(The task) Please repeat the records below exactly, skipping any pictures.

+ + +

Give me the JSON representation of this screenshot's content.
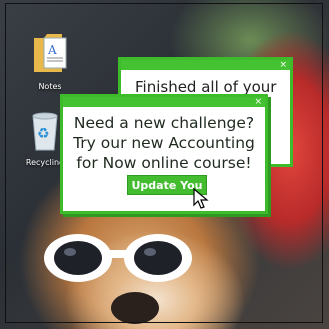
{
  "desktop": {
    "icons": [
      {
        "label": "Notes",
        "icon": "notes-file-icon"
      },
      {
        "label": "Recycling",
        "icon": "recycle-bin-icon"
      }
    ]
  },
  "popup_back": {
    "text": "Finished all of your",
    "close_symbol": "×"
  },
  "popup_front": {
    "message": "Need a new challenge? Try our new Accounting for Now online course!",
    "button_label": "Update You",
    "close_symbol": "×"
  },
  "colors": {
    "accent_green": "#45c232",
    "dark_green": "#2f9a22"
  }
}
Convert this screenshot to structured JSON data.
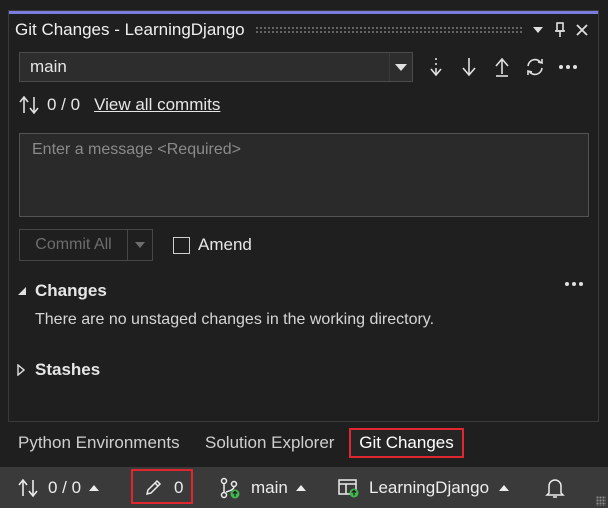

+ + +

(Answer to the problem)
Give me the JSON representation of this screenshot's content.
{
  "desktop": {
    "icons": [
      {
        "label": "Notes",
        "icon": "notes-file-icon"
      },
      {
        "label": "Recycling",
        "icon": "recycle-bin-icon"
      }
    ]
  },
  "popup_back": {
    "text": "Finished all of your",
    "close_symbol": "×"
  },
  "popup_front": {
    "message": "Need a new challenge? Try our new Accounting for Now online course!",
    "button_label": "Update You",
    "close_symbol": "×"
  },
  "colors": {
    "accent_green": "#45c232",
    "dark_green": "#2f9a22"
  }
}
Convert this screenshot to structured JSON data.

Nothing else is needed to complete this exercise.